This March, British-Indian author Rana Dasgupta will be coming to Providence under the title of Distinguished Visiting Lecturer and Writer-in-Residence for the Modern Culture and Media department. Dasgupta will co-teach a course entitled “Faking Globalization: Media, Piracy and Urbanism” with Assistant Professor of MCM Joshua Neves. The course, which is on piracy in today’s globalizing paradigm of media, examines how forgery – “faking globalization” – can enable new forms of control and dominance in political societies. The course builds on Professor Neves’ research in the anthropology of media and in global / comparative media studies, and on Dasgupta’s critical examinations of urban culture and media in his writings.
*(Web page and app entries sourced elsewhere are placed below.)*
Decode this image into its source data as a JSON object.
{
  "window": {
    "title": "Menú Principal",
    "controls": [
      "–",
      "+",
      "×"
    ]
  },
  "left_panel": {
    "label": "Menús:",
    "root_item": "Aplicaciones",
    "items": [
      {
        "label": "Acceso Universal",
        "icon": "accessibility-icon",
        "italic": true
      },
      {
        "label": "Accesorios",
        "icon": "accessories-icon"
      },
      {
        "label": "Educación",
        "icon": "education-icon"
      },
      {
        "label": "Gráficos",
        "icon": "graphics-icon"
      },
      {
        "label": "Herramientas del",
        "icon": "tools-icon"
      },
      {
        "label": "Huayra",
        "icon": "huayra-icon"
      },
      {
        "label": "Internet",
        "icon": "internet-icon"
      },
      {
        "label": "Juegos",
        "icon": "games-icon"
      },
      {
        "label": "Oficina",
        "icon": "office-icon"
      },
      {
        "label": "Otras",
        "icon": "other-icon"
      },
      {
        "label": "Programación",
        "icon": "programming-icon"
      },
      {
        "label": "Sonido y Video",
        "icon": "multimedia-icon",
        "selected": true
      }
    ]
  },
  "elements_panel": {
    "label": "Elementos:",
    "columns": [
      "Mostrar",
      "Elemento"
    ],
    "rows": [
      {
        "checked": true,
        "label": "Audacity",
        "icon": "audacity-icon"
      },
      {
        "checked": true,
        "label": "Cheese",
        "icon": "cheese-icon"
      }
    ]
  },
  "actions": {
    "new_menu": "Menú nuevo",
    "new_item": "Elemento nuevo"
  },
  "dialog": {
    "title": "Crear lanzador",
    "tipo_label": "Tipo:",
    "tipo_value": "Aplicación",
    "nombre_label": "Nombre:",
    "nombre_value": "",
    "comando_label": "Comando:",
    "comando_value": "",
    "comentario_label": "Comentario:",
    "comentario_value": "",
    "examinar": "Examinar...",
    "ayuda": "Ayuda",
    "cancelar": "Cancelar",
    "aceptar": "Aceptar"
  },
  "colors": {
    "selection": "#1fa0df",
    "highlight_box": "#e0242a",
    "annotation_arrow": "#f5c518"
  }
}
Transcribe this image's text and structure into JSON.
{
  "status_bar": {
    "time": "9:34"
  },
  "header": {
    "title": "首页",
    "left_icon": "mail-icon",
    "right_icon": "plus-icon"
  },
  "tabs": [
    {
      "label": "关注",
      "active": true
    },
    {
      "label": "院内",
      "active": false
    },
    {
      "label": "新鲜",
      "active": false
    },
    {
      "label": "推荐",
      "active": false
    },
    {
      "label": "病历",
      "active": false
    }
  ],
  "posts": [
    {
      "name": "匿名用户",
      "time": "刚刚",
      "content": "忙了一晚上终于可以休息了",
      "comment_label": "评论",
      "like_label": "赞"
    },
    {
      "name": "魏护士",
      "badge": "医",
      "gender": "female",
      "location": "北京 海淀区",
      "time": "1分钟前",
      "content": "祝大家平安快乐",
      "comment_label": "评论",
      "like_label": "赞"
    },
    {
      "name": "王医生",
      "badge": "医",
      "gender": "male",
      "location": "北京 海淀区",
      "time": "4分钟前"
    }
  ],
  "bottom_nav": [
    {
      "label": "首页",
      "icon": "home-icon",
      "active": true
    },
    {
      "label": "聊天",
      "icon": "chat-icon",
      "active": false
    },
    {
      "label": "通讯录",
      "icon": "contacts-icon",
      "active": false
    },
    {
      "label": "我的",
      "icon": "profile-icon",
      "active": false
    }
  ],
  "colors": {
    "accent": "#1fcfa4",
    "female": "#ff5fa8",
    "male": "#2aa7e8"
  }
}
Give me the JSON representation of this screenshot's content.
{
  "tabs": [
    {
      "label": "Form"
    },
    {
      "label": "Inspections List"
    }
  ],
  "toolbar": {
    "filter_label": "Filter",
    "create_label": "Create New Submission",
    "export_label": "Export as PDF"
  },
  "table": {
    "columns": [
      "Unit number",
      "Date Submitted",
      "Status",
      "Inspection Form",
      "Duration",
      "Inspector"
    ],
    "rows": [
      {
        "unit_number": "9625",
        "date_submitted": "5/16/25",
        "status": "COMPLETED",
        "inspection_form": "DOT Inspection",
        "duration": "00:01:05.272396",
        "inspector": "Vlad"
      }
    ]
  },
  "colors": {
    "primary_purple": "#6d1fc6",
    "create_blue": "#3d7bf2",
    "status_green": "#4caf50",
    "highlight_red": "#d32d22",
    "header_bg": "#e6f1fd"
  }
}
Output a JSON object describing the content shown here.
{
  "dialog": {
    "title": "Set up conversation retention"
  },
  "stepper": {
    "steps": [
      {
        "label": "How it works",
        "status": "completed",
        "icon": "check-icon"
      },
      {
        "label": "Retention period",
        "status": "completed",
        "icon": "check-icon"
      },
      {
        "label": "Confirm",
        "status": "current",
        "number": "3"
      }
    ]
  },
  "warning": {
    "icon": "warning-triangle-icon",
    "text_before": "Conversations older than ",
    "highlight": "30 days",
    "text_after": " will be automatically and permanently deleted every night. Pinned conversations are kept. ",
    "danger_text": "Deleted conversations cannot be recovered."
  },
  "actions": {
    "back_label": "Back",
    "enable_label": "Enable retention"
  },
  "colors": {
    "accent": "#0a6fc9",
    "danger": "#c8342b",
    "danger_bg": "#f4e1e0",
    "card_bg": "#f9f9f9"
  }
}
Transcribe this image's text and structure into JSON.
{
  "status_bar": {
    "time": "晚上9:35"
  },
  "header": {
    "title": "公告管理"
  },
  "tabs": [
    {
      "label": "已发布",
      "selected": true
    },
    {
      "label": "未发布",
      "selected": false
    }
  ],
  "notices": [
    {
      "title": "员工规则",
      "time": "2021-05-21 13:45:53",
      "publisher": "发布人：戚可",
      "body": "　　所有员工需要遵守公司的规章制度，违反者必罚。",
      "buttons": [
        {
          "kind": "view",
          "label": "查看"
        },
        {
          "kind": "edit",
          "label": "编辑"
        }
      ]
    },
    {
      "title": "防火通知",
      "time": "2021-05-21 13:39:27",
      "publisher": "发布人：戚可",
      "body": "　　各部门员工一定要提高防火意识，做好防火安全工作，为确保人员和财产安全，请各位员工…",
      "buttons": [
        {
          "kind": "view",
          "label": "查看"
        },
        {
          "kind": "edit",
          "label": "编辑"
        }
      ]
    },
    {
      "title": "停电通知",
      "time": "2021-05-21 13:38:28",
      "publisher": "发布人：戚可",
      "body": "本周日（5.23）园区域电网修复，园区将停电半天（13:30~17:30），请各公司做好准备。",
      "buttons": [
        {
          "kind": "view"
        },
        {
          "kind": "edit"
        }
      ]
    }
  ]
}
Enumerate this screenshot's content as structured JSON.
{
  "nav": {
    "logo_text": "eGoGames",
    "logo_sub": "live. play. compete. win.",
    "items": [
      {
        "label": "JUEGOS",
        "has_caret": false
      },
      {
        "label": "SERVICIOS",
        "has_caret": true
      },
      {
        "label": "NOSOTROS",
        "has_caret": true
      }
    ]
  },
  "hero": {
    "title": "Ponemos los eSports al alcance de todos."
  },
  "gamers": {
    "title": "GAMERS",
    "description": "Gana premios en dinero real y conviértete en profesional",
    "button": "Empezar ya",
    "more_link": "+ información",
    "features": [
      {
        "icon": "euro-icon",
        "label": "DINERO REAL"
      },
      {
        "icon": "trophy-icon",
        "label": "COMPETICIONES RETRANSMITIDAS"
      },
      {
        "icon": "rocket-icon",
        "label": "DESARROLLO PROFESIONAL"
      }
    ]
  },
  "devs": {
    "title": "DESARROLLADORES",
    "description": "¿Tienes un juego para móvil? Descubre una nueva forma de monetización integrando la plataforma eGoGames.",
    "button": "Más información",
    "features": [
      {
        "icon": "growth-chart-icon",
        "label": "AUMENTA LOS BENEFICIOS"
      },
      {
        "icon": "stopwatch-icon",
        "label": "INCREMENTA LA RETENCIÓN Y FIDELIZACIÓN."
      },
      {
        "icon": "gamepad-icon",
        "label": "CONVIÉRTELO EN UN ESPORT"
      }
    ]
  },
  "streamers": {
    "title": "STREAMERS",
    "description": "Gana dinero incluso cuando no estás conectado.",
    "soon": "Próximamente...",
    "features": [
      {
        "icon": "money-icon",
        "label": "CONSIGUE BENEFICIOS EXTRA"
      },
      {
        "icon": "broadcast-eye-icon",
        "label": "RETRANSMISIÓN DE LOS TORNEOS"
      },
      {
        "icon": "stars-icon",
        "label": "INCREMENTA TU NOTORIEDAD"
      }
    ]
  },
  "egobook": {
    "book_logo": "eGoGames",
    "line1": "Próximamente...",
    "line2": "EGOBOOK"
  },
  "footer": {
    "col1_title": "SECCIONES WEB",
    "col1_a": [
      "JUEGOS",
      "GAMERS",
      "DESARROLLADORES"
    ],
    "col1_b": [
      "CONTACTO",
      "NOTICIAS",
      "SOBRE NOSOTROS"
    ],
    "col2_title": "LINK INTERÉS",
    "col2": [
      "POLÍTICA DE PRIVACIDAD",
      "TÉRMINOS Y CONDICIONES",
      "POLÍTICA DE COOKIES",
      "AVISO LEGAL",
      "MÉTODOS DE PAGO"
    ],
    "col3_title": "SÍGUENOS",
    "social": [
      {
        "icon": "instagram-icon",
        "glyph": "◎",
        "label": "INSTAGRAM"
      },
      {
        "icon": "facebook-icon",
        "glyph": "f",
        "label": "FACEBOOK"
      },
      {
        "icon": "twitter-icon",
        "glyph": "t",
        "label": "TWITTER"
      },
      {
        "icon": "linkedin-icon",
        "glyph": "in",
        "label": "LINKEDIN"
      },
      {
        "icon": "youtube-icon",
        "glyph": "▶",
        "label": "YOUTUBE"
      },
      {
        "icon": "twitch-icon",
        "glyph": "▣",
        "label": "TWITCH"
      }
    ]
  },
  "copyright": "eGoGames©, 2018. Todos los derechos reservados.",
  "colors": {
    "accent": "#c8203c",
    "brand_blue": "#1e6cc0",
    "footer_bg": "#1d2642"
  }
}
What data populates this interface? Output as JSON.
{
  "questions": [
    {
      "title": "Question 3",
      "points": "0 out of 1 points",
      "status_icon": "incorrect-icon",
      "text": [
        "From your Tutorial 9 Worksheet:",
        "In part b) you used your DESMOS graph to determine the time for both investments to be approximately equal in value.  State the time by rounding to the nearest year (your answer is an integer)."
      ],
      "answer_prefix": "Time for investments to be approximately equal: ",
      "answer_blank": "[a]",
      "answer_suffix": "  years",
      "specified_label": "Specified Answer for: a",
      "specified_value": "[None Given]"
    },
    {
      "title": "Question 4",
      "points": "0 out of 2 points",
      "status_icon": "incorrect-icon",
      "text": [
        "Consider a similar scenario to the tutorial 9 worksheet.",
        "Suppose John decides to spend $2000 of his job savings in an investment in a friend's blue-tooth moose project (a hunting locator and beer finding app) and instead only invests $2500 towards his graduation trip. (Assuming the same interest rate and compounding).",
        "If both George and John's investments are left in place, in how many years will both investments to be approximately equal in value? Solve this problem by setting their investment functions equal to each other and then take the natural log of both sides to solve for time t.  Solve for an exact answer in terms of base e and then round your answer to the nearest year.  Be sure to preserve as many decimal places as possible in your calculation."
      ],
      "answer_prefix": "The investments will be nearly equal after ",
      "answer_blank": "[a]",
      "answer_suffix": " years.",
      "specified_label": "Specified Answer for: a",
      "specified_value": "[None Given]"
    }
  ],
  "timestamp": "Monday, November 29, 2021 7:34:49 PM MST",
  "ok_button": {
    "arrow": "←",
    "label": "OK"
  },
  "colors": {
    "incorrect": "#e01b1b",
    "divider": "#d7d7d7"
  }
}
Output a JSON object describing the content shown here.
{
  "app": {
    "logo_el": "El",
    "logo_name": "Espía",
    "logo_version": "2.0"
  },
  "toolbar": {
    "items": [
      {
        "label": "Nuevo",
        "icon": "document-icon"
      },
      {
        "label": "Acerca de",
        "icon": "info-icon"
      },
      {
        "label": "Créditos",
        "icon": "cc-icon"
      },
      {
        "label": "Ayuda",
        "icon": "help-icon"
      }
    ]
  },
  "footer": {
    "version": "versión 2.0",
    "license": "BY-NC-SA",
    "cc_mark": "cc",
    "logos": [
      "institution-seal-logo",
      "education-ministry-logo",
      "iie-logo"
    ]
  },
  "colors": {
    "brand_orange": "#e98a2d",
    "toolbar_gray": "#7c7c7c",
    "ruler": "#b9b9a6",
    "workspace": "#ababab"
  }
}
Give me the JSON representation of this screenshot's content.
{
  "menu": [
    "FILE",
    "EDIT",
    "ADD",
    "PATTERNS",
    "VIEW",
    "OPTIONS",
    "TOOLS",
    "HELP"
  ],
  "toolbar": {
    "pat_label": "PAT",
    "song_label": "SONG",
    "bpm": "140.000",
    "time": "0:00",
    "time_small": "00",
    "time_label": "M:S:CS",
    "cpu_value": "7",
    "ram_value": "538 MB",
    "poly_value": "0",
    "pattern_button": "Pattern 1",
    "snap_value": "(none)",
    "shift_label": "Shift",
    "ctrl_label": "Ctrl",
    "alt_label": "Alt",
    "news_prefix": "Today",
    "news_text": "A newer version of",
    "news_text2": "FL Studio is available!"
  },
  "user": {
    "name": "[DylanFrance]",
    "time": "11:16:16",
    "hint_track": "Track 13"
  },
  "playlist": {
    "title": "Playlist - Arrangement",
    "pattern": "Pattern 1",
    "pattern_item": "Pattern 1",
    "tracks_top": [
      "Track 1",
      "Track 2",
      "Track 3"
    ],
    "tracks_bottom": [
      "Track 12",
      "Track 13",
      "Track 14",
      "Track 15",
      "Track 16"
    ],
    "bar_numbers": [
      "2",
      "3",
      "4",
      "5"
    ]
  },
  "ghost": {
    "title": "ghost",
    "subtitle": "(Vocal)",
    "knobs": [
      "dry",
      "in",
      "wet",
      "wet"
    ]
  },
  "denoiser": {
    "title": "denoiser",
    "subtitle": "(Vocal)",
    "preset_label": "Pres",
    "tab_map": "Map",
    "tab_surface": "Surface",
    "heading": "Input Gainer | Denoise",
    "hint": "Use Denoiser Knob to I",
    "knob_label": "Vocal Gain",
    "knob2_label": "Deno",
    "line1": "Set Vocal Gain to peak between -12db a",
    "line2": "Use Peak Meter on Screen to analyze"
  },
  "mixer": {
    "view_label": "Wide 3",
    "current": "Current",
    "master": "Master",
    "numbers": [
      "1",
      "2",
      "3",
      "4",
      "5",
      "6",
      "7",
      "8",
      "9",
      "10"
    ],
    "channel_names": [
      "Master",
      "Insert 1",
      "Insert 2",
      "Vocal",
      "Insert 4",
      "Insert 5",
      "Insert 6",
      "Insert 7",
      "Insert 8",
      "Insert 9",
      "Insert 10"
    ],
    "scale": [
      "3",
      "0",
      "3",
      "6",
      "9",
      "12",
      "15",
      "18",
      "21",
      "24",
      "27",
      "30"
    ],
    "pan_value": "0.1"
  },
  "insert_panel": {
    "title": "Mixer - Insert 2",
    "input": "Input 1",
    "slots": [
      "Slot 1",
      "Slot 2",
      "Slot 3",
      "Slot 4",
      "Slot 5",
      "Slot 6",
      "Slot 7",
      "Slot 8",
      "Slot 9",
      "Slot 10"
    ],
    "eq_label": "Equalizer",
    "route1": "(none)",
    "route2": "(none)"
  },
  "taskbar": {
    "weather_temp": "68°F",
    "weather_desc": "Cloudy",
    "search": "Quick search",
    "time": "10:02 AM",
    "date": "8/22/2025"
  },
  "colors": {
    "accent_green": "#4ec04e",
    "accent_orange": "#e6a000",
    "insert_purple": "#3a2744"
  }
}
Rana Dasgupta, who grew up in England and lived in France and the United States before moving to Delhi a decade ago, gave a talk in last year’s Brown-India Seminar on his now-released book Capital: A Portrait of Twenty-First Century Delhi. In this nonfiction diagnostic of his adopted city, he describes both the splendor and “clubbishness” of a city split into enclaves, colonies, and clan structures, and explains both what distinguishes it from Indian cities that do not have a history of federal politics and what narratives connect it to other emerging megacities across the Global South. Capital follows two critically acclaimed novels, one a collection of short stories recounted by passengers stuck in Tokyo’s international airport overnight and the other an epic daydream of the 21st century by a century-old Bulgarian man. As an MCM fellow and Writer-in-Residence, Dasgupta will be based out of the India Initative’s Watson Institute office.
Find official information on Dasgupta and Neves’ course MCM1202J here.